Top of DATA FOR THIS TASK

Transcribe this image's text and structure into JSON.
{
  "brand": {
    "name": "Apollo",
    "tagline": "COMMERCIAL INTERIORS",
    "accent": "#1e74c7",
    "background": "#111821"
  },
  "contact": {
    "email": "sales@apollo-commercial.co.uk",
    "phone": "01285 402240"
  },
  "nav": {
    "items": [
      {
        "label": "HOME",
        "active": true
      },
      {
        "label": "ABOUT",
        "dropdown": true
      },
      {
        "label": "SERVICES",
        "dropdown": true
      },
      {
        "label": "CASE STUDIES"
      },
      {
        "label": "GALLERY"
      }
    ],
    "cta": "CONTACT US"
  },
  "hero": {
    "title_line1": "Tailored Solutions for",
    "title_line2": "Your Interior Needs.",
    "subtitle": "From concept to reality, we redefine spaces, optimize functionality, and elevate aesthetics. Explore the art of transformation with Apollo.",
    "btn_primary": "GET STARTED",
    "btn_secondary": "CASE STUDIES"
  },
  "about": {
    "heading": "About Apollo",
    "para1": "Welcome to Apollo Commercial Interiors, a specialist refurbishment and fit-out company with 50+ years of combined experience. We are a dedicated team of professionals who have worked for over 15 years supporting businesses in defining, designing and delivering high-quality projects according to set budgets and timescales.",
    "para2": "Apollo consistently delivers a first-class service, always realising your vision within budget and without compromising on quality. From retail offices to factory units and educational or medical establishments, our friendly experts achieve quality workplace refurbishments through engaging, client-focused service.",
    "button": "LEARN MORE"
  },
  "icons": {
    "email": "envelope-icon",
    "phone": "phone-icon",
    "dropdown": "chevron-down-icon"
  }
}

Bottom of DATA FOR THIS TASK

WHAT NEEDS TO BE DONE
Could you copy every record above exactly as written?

EXPECTED OUTPUT
Transcribe this image's text and structure into JSON.
{
  "brand": {
    "name": "Apollo",
    "tagline": "COMMERCIAL INTERIORS",
    "accent": "#1e74c7",
    "background": "#111821"
  },
  "contact": {
    "email": "sales@apollo-commercial.co.uk",
    "phone": "01285 402240"
  },
  "nav": {
    "items": [
      {
        "label": "HOME",
        "active": true
      },
      {
        "label": "ABOUT",
        "dropdown": true
      },
      {
        "label": "SERVICES",
        "dropdown": true
      },
      {
        "label": "CASE STUDIES"
      },
      {
        "label": "GALLERY"
      }
    ],
    "cta": "CONTACT US"
  },
  "hero": {
    "title_line1": "Tailored Solutions for",
    "title_line2": "Your Interior Needs.",
    "subtitle": "From concept to reality, we redefine spaces, optimize functionality, and elevate aesthetics. Explore the art of transformation with Apollo.",
    "btn_primary": "GET STARTED",
    "btn_secondary": "CASE STUDIES"
  },
  "about": {
    "heading": "About Apollo",
    "para1": "Welcome to Apollo Commercial Interiors, a specialist refurbishment and fit-out company with 50+ years of combined experience. We are a dedicated team of professionals who have worked for over 15 years supporting businesses in defining, designing and delivering high-quality projects according to set budgets and timescales.",
    "para2": "Apollo consistently delivers a first-class service, always realising your vision within budget and without compromising on quality. From retail offices to factory units and educational or medical establishments, our friendly experts achieve quality workplace refurbishments through engaging, client-focused service.",
    "button": "LEARN MORE"
  },
  "icons": {
    "email": "envelope-icon",
    "phone": "phone-icon",
    "dropdown": "chevron-down-icon"
  }
}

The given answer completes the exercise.